Task directions: Filter out all lines without the word "SystemTable" from the data below, please, and copy the rest.

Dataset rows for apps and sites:

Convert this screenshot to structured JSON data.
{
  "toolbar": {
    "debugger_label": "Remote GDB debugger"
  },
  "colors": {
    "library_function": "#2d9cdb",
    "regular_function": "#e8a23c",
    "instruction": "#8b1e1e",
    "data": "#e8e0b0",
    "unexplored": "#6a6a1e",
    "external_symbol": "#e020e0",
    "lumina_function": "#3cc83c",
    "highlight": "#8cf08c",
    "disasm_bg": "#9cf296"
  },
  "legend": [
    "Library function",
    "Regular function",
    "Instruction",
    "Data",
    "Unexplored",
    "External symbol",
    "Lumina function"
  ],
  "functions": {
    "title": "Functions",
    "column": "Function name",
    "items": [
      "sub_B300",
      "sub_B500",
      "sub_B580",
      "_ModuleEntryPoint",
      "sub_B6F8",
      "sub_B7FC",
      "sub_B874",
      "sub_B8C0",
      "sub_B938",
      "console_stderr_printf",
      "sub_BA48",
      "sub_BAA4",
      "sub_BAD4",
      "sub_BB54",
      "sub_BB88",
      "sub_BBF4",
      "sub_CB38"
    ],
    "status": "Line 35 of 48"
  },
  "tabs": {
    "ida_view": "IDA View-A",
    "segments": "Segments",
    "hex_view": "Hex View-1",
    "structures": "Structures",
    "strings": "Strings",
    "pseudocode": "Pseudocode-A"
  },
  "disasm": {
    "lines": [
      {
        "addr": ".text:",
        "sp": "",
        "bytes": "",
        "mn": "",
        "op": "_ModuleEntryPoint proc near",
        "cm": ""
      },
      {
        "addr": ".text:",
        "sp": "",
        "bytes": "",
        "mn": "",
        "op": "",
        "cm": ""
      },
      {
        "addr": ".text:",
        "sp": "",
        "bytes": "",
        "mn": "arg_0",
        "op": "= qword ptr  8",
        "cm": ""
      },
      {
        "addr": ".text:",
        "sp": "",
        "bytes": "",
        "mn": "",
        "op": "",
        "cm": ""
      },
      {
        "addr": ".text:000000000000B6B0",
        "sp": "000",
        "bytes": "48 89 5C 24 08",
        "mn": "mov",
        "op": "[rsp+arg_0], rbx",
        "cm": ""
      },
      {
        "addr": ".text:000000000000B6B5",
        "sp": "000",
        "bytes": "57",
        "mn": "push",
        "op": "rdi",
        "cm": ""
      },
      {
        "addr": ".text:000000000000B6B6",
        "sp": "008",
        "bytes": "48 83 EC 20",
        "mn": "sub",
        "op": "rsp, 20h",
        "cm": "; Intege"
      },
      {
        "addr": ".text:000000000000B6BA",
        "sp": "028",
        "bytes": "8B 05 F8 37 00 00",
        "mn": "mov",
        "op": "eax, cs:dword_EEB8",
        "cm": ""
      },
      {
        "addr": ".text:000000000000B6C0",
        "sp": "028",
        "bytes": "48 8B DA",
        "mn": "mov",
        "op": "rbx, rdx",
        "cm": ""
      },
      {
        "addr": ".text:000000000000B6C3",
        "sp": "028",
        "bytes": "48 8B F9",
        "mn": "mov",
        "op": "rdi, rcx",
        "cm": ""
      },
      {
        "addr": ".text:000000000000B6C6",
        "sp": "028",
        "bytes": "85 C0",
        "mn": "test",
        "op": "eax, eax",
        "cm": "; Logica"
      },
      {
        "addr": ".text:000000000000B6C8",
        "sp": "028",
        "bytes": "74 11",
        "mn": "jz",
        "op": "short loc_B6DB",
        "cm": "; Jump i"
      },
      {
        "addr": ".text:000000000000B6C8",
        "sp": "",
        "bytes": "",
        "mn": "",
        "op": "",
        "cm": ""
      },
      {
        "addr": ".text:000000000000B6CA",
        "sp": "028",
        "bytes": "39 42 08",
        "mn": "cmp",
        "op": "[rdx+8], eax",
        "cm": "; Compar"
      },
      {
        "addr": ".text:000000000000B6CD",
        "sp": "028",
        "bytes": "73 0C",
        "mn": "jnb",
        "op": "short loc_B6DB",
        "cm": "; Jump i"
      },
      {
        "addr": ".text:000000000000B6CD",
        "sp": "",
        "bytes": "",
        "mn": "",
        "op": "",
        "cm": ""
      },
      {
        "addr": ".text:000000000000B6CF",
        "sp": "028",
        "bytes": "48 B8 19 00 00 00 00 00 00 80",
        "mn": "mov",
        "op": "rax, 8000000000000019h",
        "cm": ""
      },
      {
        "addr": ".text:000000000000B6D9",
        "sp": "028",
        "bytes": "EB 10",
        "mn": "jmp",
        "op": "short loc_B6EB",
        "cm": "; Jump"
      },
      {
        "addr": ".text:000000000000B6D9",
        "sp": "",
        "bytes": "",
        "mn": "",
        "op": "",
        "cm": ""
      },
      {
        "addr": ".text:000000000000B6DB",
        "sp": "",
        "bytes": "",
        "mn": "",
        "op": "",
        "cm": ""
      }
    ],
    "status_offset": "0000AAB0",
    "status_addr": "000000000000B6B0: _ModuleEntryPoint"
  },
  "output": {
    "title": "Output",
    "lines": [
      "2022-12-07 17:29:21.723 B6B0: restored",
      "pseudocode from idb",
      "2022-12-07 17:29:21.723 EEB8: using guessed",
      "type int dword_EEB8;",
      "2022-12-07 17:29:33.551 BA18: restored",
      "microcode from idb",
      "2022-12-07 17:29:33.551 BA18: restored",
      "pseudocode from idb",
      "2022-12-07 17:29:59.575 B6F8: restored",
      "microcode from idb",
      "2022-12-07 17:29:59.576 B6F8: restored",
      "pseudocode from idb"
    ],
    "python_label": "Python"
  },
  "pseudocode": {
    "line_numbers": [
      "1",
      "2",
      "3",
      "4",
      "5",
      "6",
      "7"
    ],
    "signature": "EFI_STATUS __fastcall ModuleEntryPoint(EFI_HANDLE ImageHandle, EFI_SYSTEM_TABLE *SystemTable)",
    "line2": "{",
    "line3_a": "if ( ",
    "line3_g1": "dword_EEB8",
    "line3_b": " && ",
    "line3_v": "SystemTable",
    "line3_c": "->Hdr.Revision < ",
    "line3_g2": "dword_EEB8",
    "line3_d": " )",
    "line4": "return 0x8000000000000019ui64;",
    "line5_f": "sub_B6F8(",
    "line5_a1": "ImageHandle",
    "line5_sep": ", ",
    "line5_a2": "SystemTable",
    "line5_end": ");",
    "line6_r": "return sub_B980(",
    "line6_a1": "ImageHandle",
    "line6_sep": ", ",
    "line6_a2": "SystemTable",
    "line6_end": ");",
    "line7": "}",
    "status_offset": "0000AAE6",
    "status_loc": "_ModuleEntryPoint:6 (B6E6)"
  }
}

Task output:
    "signature": "EFI_STATUS __fastcall ModuleEntryPoint(EFI_HANDLE ImageHandle, EFI_SYSTEM_TABLE *SystemTable)",
    "line3_v": "SystemTable",
    "line5_a2": "SystemTable",
    "line6_a2": "SystemTable",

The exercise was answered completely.